Available records ▸
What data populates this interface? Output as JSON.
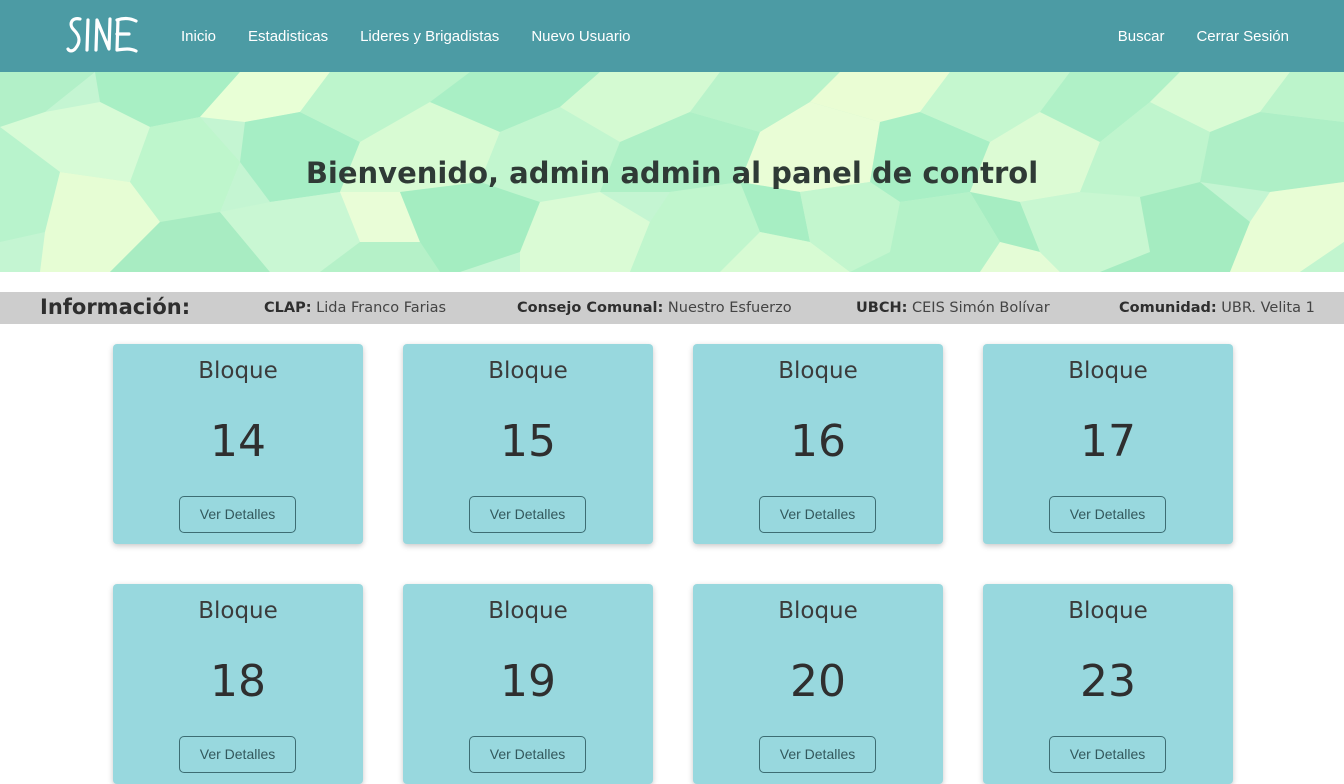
{
  "navbar": {
    "brand": "SINE",
    "left_links": [
      "Inicio",
      "Estadisticas",
      "Lideres y Brigadistas",
      "Nuevo Usuario"
    ],
    "right_links": [
      "Buscar",
      "Cerrar Sesión"
    ],
    "background_color": "#4c9ba4"
  },
  "hero": {
    "title": "Bienvenido, admin admin al panel de control"
  },
  "info": {
    "heading": "Información:",
    "clap_label": "CLAP:",
    "clap_value": "Lida Franco Farias",
    "consejo_label": "Consejo Comunal:",
    "consejo_value": "Nuestro Esfuerzo",
    "ubch_label": "UBCH:",
    "ubch_value": "CEIS Simón Bolívar",
    "comunidad_label": "Comunidad:",
    "comunidad_value": "UBR. Velita 1"
  },
  "cards": [
    {
      "label": "Bloque",
      "number": "14",
      "button": "Ver Detalles"
    },
    {
      "label": "Bloque",
      "number": "15",
      "button": "Ver Detalles"
    },
    {
      "label": "Bloque",
      "number": "16",
      "button": "Ver Detalles"
    },
    {
      "label": "Bloque",
      "number": "17",
      "button": "Ver Detalles"
    },
    {
      "label": "Bloque",
      "number": "18",
      "button": "Ver Detalles"
    },
    {
      "label": "Bloque",
      "number": "19",
      "button": "Ver Detalles"
    },
    {
      "label": "Bloque",
      "number": "20",
      "button": "Ver Detalles"
    },
    {
      "label": "Bloque",
      "number": "23",
      "button": "Ver Detalles"
    }
  ],
  "colors": {
    "card_background": "#98d8de",
    "info_bar": "#cdcdcd",
    "hero_mint": "#c4f5d2"
  }
}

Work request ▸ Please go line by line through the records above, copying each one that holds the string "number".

Result of the exercise ▸
      "number": "14",
      "number": "15",
      "number": "16",
      "number": "17",
      "number": "18",
      "number": "19",
      "number": "20",
      "number": "23",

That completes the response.